Even a small scrape or cut can become a major problem if bacteria gets into it and causes an infection. Basic first aid for cuts and abrasions includes cleaning the wound, applying an ointment and covering it with a plaster. The first aid aisle at your local pharmacy has dozens of ointment choices. Understanding the types of ointments and their ingredients helps you choose the best treatment to heal your injury quickly and safely.
Other People Are Reading
Calendula ointment is a wound-healing staple in a natural medicine chest. The calendula flower contains phytochemicals that fight microbes and prod your immune system into battling infection, says James Duke in "The Green Pharmacy Herbal Handbook." Calendula ointment may also help wounds heal faster by helping your body produce collagen, according to the University of Maryland Medical Center website. Calendula creams and ointments are widely available at pharmacies or in the first aid aisle of your supermarket. Always check with your doctor before using herbal treatments.

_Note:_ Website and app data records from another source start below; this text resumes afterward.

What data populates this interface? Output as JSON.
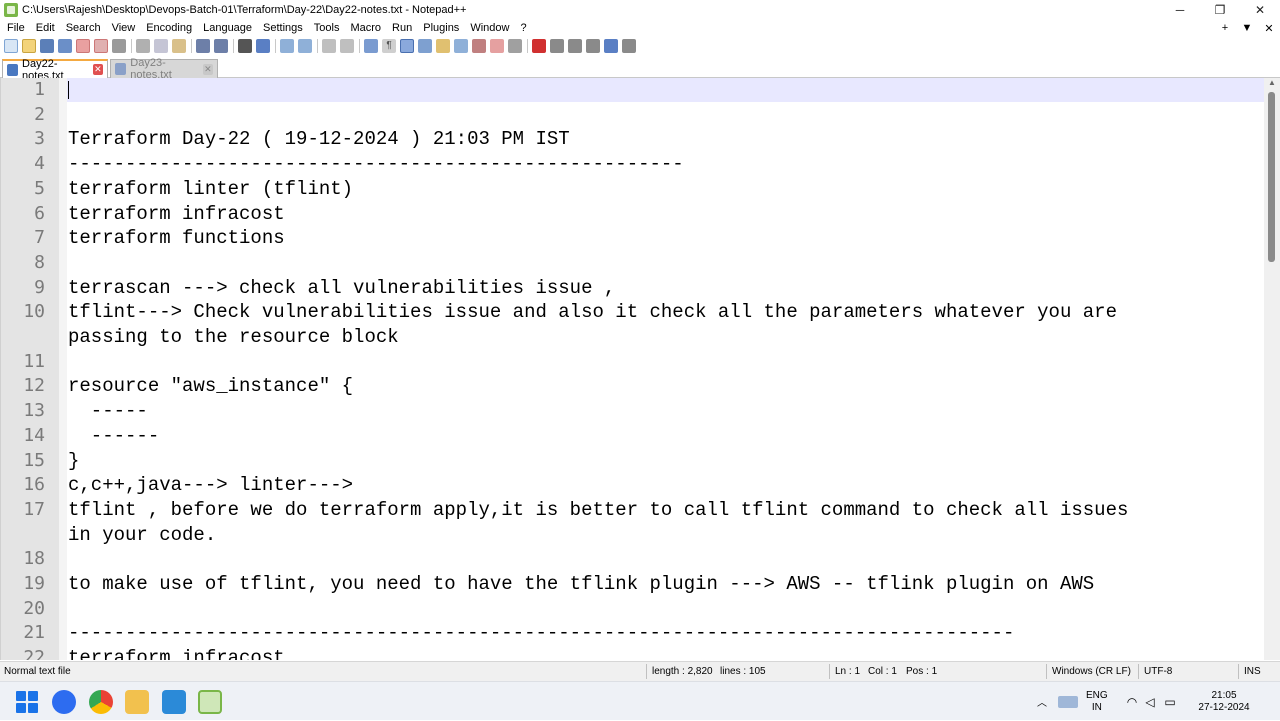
{
  "window": {
    "title": "C:\\Users\\Rajesh\\Desktop\\Devops-Batch-01\\Terraform\\Day-22\\Day22-notes.txt - Notepad++",
    "minimize": "─",
    "maximize": "❐",
    "close": "✕"
  },
  "menu": {
    "items": [
      "File",
      "Edit",
      "Search",
      "View",
      "Encoding",
      "Language",
      "Settings",
      "Tools",
      "Macro",
      "Run",
      "Plugins",
      "Window",
      "?"
    ],
    "right": [
      "+",
      "▼",
      "✕"
    ]
  },
  "tabs": [
    {
      "label": "Day22-notes.txt",
      "active": true,
      "icon": "saved-file-icon"
    },
    {
      "label": "Day23-notes.txt",
      "active": false,
      "icon": "saved-file-icon"
    }
  ],
  "editor": {
    "lines": [
      {
        "n": "1",
        "text": ""
      },
      {
        "n": "2",
        "text": ""
      },
      {
        "n": "3",
        "text": "Terraform Day-22 ( 19-12-2024 ) 21:03 PM IST"
      },
      {
        "n": "4",
        "text": "------------------------------------------------------"
      },
      {
        "n": "5",
        "text": "terraform linter (tflint)"
      },
      {
        "n": "6",
        "text": "terraform infracost"
      },
      {
        "n": "7",
        "text": "terraform functions"
      },
      {
        "n": "8",
        "text": ""
      },
      {
        "n": "9",
        "text": "terrascan ---> check all vulnerabilities issue ,"
      },
      {
        "n": "10",
        "text": "tflint---> Check vulnerabilities issue and also it check all the parameters whatever you are"
      },
      {
        "n": "",
        "text": "passing to the resource block"
      },
      {
        "n": "11",
        "text": ""
      },
      {
        "n": "12",
        "text": "resource \"aws_instance\" {"
      },
      {
        "n": "13",
        "text": "  -----"
      },
      {
        "n": "14",
        "text": "  ------"
      },
      {
        "n": "15",
        "text": "}"
      },
      {
        "n": "16",
        "text": "c,c++,java---> linter--->"
      },
      {
        "n": "17",
        "text": "tflint , before we do terraform apply,it is better to call tflint command to check all issues"
      },
      {
        "n": "",
        "text": "in your code."
      },
      {
        "n": "18",
        "text": ""
      },
      {
        "n": "19",
        "text": "to make use of tflint, you need to have the tflink plugin ---> AWS -- tflink plugin on AWS"
      },
      {
        "n": "20",
        "text": ""
      },
      {
        "n": "21",
        "text": "-----------------------------------------------------------------------------------"
      },
      {
        "n": "22",
        "text": "terraform infracost"
      }
    ]
  },
  "status": {
    "file_type": "Normal text file",
    "length": "length : 2,820",
    "lines": "lines : 105",
    "ln": "Ln : 1",
    "col": "Col : 1",
    "pos": "Pos : 1",
    "eol": "Windows (CR LF)",
    "encoding": "UTF-8",
    "mode": "INS"
  },
  "taskbar": {
    "apps": [
      "start-icon",
      "zoom-icon",
      "chrome-icon",
      "file-explorer-icon",
      "vscode-icon",
      "notepadpp-icon"
    ],
    "lang_top": "ENG",
    "lang_bottom": "IN",
    "time": "21:05",
    "date": "27-12-2024"
  },
  "colors": {
    "accent_tab": "#f4a941",
    "current_line": "#e8e8ff",
    "gutter": "#e4e4e4"
  }
}
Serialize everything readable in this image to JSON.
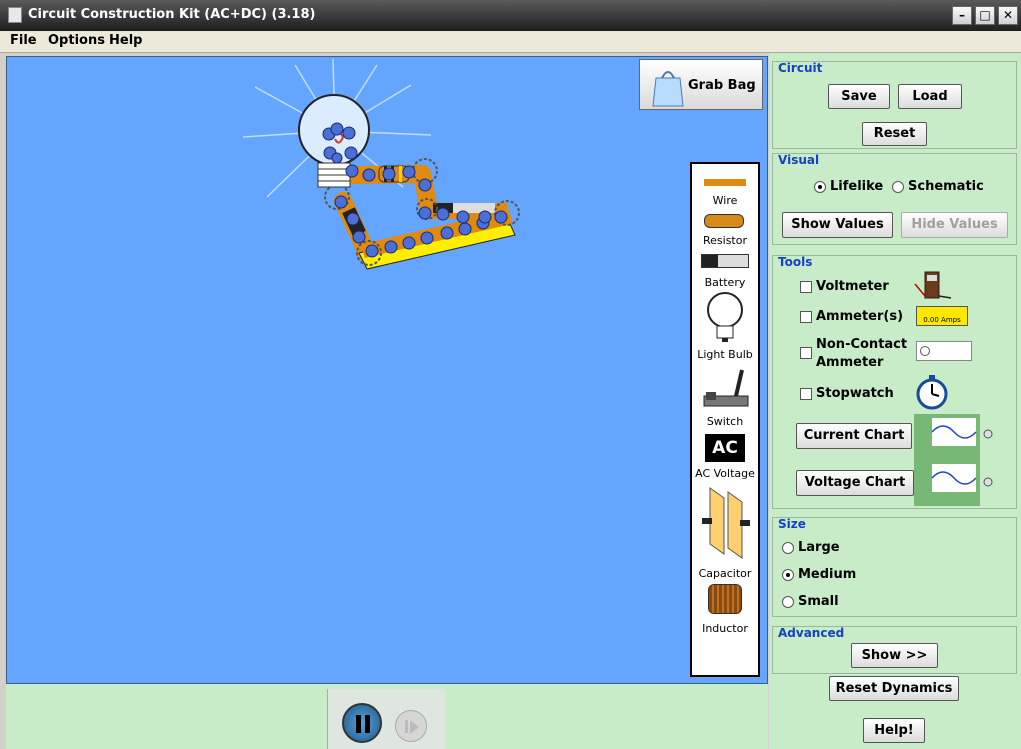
{
  "window": {
    "title": "Circuit Construction Kit (AC+DC) (3.18)"
  },
  "menu": {
    "file": "File",
    "options": "Options",
    "help": "Help"
  },
  "canvas": {
    "grab_bag": "Grab Bag"
  },
  "toolbox": {
    "items": [
      {
        "label": "Wire"
      },
      {
        "label": "Resistor"
      },
      {
        "label": "Battery"
      },
      {
        "label": "Light Bulb"
      },
      {
        "label": "Switch"
      },
      {
        "label": "AC Voltage"
      },
      {
        "label": "Capacitor"
      },
      {
        "label": "Inductor"
      }
    ],
    "ac_badge": "AC"
  },
  "panel": {
    "circuit": {
      "title": "Circuit",
      "save": "Save",
      "load": "Load",
      "reset": "Reset"
    },
    "visual": {
      "title": "Visual",
      "lifelike": "Lifelike",
      "schematic": "Schematic",
      "show_values": "Show Values",
      "hide_values": "Hide Values",
      "selected": "Lifelike"
    },
    "tools": {
      "title": "Tools",
      "voltmeter": "Voltmeter",
      "ammeter": "Ammeter(s)",
      "noncontact_1": "Non-Contact",
      "noncontact_2": "Ammeter",
      "stopwatch": "Stopwatch",
      "current_chart": "Current Chart",
      "voltage_chart": "Voltage Chart",
      "ammeter_readout": "0.00 Amps"
    },
    "size": {
      "title": "Size",
      "large": "Large",
      "medium": "Medium",
      "small": "Small",
      "selected": "Medium"
    },
    "advanced": {
      "title": "Advanced",
      "show": "Show >>",
      "reset_dynamics": "Reset Dynamics",
      "help": "Help!"
    }
  },
  "colors": {
    "canvas_bg": "#64a5ff",
    "panel_bg": "#c8ebc8",
    "group_title": "#1540c8",
    "wire": "#e08a10"
  }
}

Antibacterial combination ointments such as triple antibiotic creams help wounds heal faster, according to the University of Alabama, Birmingham. Most contain neomycin, polymyxin sulfate and bacitracin zinc in some combination, though some may contain only one or two of the ingredients.
Other herbal ointments

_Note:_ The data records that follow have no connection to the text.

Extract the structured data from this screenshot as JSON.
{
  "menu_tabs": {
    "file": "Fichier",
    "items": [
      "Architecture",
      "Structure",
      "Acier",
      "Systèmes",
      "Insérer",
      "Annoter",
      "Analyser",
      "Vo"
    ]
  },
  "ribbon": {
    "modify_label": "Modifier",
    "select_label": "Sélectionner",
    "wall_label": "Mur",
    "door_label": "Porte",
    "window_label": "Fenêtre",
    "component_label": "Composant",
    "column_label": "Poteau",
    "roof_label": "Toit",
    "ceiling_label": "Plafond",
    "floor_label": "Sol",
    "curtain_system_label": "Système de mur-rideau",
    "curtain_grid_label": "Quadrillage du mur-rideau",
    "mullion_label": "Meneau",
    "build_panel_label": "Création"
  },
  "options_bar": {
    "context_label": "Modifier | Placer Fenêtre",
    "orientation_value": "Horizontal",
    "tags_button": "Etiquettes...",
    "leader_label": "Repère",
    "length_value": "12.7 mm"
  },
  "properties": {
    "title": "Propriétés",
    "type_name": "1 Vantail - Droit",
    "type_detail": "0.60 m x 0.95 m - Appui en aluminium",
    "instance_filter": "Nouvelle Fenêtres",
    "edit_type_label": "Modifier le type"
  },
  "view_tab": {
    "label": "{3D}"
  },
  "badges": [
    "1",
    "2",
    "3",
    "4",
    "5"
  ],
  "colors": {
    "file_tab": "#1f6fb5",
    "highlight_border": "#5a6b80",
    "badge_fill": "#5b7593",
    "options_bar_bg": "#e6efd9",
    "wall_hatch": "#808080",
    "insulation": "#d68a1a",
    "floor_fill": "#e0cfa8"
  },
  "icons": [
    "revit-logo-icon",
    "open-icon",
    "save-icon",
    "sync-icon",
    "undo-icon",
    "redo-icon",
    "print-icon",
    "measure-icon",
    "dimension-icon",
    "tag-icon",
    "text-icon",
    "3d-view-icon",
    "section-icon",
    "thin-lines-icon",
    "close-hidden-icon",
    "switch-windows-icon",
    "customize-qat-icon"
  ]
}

A number of herbs have anti-microbial properties. Ointments that contain extracts of marshmallow, tea tree oil, gotu kola, chamomile, echinacea and slippery elm bark may help wounds heal faster by preventing infection. Again, consult your GP before attempting herbal remedies at home.
Many people believe that antibacterial ointments are important for protecting cuts from infection. The University of Alabama Health System suggests that you can get a similar effect by cleaning the cut thoroughly with water and a soft cloth, then applying petroleum jelly to the cut to seal it and keep germs out.
- 20 of the funniest online reviews ever
- 14 Biggest lies people tell in online dating sites
- Hilarious things Google thinks you're trying to search for